SUMMARY OF: A Sunset Review of the Department of Commerce, Community, and Economic Development, Board of Chiropractic Examiners, September 26, 2005.

Purpose of the Report

In accordance with Title 24 and Title 44 of the Alaska Statutes (sunset legislation), we have reviewed the activities of the Board of Chiropractic Examiners (board). As required by state law, the legislative committees of reference are to consider this report when considering whether to extend the termination date for the board.

Report Conclusions

In our opinion, the Board of Chiropractic Examiners is operating in the public’s best interest and should continue to regulate chiropractors. Except as noted in the paragraph below, the board serves a public purpose and has demonstrated an ability to conduct its business in a satisfactory manner. The board continues to propose changes to regulations to improve its effectiveness and ensure that chiropractors are licensed in the State of Alaska.

Outside of the licensing and examination functions, the board has been ineffective in serving the interest of the public. Too much of the board’s time is spent discussing and developing statutory and regulatory changes that will have little to no impact on the public, but instead benefit the profession. Discussion topics include school sports physicals and independent medical examinations.

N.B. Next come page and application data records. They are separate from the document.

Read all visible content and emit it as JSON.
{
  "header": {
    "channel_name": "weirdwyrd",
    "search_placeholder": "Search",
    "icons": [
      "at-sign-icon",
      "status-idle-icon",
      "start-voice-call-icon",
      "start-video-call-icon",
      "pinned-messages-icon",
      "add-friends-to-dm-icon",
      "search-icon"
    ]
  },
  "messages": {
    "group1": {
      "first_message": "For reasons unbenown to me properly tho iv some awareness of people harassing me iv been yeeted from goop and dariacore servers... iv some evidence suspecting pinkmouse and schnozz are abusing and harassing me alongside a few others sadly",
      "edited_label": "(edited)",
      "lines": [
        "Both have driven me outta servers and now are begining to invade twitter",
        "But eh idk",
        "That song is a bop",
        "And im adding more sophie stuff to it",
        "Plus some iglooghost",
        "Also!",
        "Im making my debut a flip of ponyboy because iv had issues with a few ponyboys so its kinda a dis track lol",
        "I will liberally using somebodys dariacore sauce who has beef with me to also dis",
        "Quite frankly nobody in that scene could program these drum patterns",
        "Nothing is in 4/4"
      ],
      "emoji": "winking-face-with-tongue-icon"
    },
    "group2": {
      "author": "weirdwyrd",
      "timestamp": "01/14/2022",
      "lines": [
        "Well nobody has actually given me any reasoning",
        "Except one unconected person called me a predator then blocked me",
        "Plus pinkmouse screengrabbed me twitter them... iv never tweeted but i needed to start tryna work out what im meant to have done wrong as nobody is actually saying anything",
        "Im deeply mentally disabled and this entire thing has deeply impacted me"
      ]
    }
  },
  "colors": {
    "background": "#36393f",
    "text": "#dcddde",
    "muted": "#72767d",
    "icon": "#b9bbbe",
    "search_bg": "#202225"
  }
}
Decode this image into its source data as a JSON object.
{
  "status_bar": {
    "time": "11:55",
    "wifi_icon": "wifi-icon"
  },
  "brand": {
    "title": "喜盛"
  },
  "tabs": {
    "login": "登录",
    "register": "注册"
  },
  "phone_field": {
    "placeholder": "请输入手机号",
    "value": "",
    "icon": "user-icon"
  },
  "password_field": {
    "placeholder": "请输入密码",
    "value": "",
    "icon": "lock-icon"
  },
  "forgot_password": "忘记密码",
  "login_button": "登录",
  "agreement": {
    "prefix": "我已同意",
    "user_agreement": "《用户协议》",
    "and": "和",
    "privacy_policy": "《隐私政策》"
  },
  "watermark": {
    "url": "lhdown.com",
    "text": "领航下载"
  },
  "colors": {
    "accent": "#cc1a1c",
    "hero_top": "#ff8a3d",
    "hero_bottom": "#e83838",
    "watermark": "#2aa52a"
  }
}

Alaska Statute 08.03.010(c)(5) requires that the Board of Chiropractic Examiners be terminated on June 30, 2006. Under AS 08.03.020, the board has a one-year period to administratively conclude its affairs. We recommend that the legislature extend the board’s termination date until June 30, 2014.

Findings and Recommendations

Recommendation No. 1

The board should improve the efficiency of its operations by ensuring board meeting discussions are limited to topics within its purview and are of benefit to the public overall.

The efficiency of the board is hindered by its misaimed efforts. The board repeatedly discusses topics outside of its purview, which has resulted in wasted time, increased costs, and more meetings than necessary each year. In an effort to improve board efficiency, we recommend the following:

  1. Limit agenda discussion items; exclude topics outside of chiropractic examiners’ jurisdiction.In recent years, the board spent an inordinate amount of time discussing topics that would best be left to state or national chiropractic organizations. Agenda items repeatedly discussed included the regulation of independent medical examinations (IME) and the performance of school sports physicals. From August 2000 through January 2005, the board conducted 17 meetings. IMEs were discussed at 14 of the 17 meetings; school sports physicals were discussed at 9 of the meetings. These discussions have continued over time because the board believes regulation of these areas is within its jurisdiction.A 1991 attorney general (AG) opinion explicitly states that chiropractors are not statutorily authorized to perform school sport physicals. An AG’s opinion relating to the chiropractic regulation of IMEs does not exist. On several occasion, however, the board has been informed by Department of Law (DOL) staff that they do not have statutory authority to regulate IMEs. Further, DOL staff have informed the board that legislative changes are necessary before chiropractic examiners can regulate IMEs and before they can perform school sports physicals.
  2. Reduce the number of board meetings held each year.As discussed above, the board spends a large amount of time repeatedly discussing items outside of its purview, as authorized in statute, resulting in increased operational costs. Specific increased costs include: contractual costs for DOL expertise; personal services costs for Division of Corporations, Business and Professional Licensing staff services; and board meeting costs.

We recommend that the board improve its operational efficiency by ensuring meeting discussions are limited to topics within its purview and are of benefit to the public overall. Additionally, we recommend that the board decrease the number of meetings held each year from three to two, in an effort to reduce operational costs.